Science Infrastructure Projects

The Paleontology Coordination Group (PCG)

This group advises the Integrated Ocean Drilling Program on paleontologic data management. It consists of ca. 10 members drawn from the marine micropaleontology community, plus one or more representatives from IODP-MI. Members of IODP's IO's IT staff generally attend meetings. The PCG was created after a community meeting on paleontology data in IODP (Houston, Sept. 2006) recognized the need for substantially improved paleontology data management, including better data entry, retrieval and quality control. Subsequent PCG meetings in Berlin (2007) and College Station TX (2010; 2011) have discussed and advised on many issues and have reviewed shipboard software systems. The major focus of PCG work however has been on cleaning up and standardizing the many thousands of taxonomic names held in IODP databases. This work has been done in close cooperation with programmers such as Patrick Diver, who worked on the Chronos implementation of the Neptune database (Lazarus 1994; Spencer-Cervato 1999), and with the PCG science chair (Lazarus) in Berlin.

As of early 2012, all primary taxonomic name lists, totalling nearly 20,000 name records, have been edited by taxonomic specialists and are undergoing final clean-up prior to being loaded into a new central taxonomic name server. This new database will provide a central, harmonised source of taxonomic names for use in ocean-drilling science, both within IODP and colloborative external databases such as Neptune.

Neptune Deep-Sea Microfossil Occurrence Database

Micropaleontologic study of deep-sea sediments cored over several decades by the DSDP, ODP and IODP drilling programs has yielded a vast body of information on the occurrences of individual fossil marine plankton species over time. This information also has been combined with other types of geochronologic information by interdisciplinary teams of scientists to construct detailed age estimates - age models - for hundreds of deep-sea drilling sections. Together, this information provides a uniquely detailed history of of biologic evolution in the oceans, as well as an important source of geochronologic information for geologic studies of ocean and climate change.

The Neptune database provides integrated access to this global data-set. It contains over 500,000 records for the occurrences of species in individual, numerically age-dated samples, age models for hundreds of deep-sea sections, and extensive, annotated, quality-controlled taxonomic lists for thousands of fossil marine plankton species. Neptune, or analyses from it, have been used in over 30 research papers (median ISI 3.5), including 8 in Science, Nature or PNAS.

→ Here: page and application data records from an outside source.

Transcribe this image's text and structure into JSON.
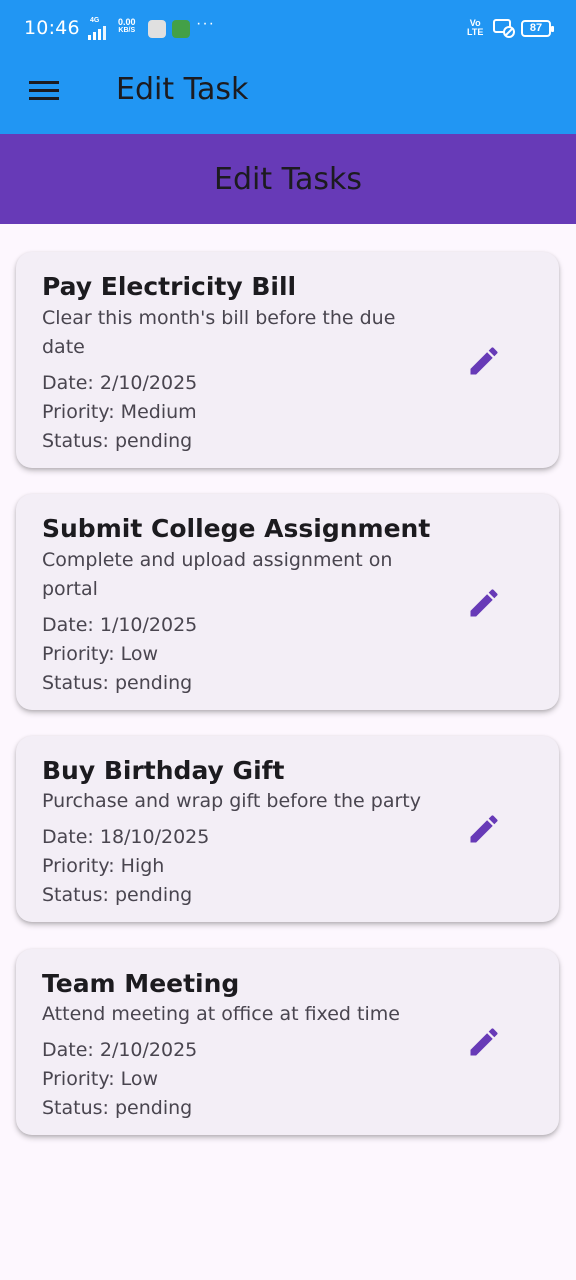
{
  "status_bar": {
    "time": "10:46",
    "network": "4G",
    "speed_value": "0.00",
    "speed_unit": "KB/S",
    "more": "···",
    "volte_top": "Vo",
    "volte_bottom": "LTE",
    "battery": "87"
  },
  "app_bar": {
    "title": "Edit Task",
    "menu_icon": "hamburger-menu-icon",
    "background": "#2196f3"
  },
  "banner": {
    "title": "Edit Tasks",
    "background": "#673ab7"
  },
  "accent": "#673ab7",
  "tasks": [
    {
      "title": "Pay Electricity Bill",
      "description": "Clear this month's bill before the due date",
      "date": "Date: 2/10/2025",
      "priority": "Priority: Medium",
      "status": "Status: pending",
      "action_icon": "edit-icon"
    },
    {
      "title": "Submit College Assignment",
      "description": "Complete and upload assignment on portal",
      "date": "Date: 1/10/2025",
      "priority": "Priority: Low",
      "status": "Status: pending",
      "action_icon": "edit-icon"
    },
    {
      "title": "Buy Birthday Gift",
      "description": "Purchase and wrap gift before the party",
      "date": "Date: 18/10/2025",
      "priority": "Priority: High",
      "status": "Status: pending",
      "action_icon": "edit-icon"
    },
    {
      "title": "Team Meeting",
      "description": "Attend meeting at office at fixed time",
      "date": "Date: 2/10/2025",
      "priority": "Priority: Low",
      "status": "Status: pending",
      "action_icon": "edit-icon"
    }
  ]
}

Neptune was originally created by a team led by me in the early 1990s at the ETH in Zürich, and re-cast in internet form, with the addition of more data, by the Chronos project of NSF in the early 2000s. In response to the lapse of Chronos and support for Neptune, I teamed up with Patrick Diver, the main Chronos database programmer, to create a new version of Neptune (Neptune Sandbox Berlin, or NSB) that is hosted at the Museum für Naturkunde. Extensive reprogramming has streamlined the system so that it is easier to maintain, and includes support for direct programmable access over the internet for advanced research purposes. This project was supported by CEES, Oslo. NSB currently does not have a web-interface but one is planned to be added by early 2013.

NSB has already been used in published research within my own group, and to provide data on request to external scientists. Broader collaborations and renewed general public access via the web interface are planned for the future.

The Micropaleontological Reference Centers (MRC) Network

Since 1968, deep-sea drilling ships have recovered sediment cores from all the major ocean basins. This wealth of deep-sea material has yielded a unique record of biologic evolution in the form of abundant preserved skeletons of marine microfossils. These fossils are important for synthesising larger scale patterns of plankton evolution, to determine the geologic age of sediments and are key recorders of past environmental change. The Micropaleontological Reference Centers (MRCs) have been developed over a 30 year period to provide a scientific collection of this microfossil record.

Maintained by curators at over a dozen sites around the world, the Micropaleontological Reference Centers provide scientists with an opportunity to examine microfossils of various geologic ages, and from a globally distributed set of locations. The collections, with more than 20,000 samples, cover four microfossil groups—calcareous nannofossils, foraminifers, radiolarians, and diatoms—selected from sediment cores obtained from the Deep Sea Drilling Project (DSDP), the Ocean Drilling Program (ODP), and the Integrated Ocean Drilling Program (IODP). The MRCs are a source of materials for current research and are a legacy archive for deep sea drilling. The MRCs also accept selected "orphaned" collections of deep-sea microfossil materials.

The organization is supervised by a lead curator (currently me) together with the other scientists that make up the MRC network. See the MRC homepage at for more information.

Last update: 24.09.2012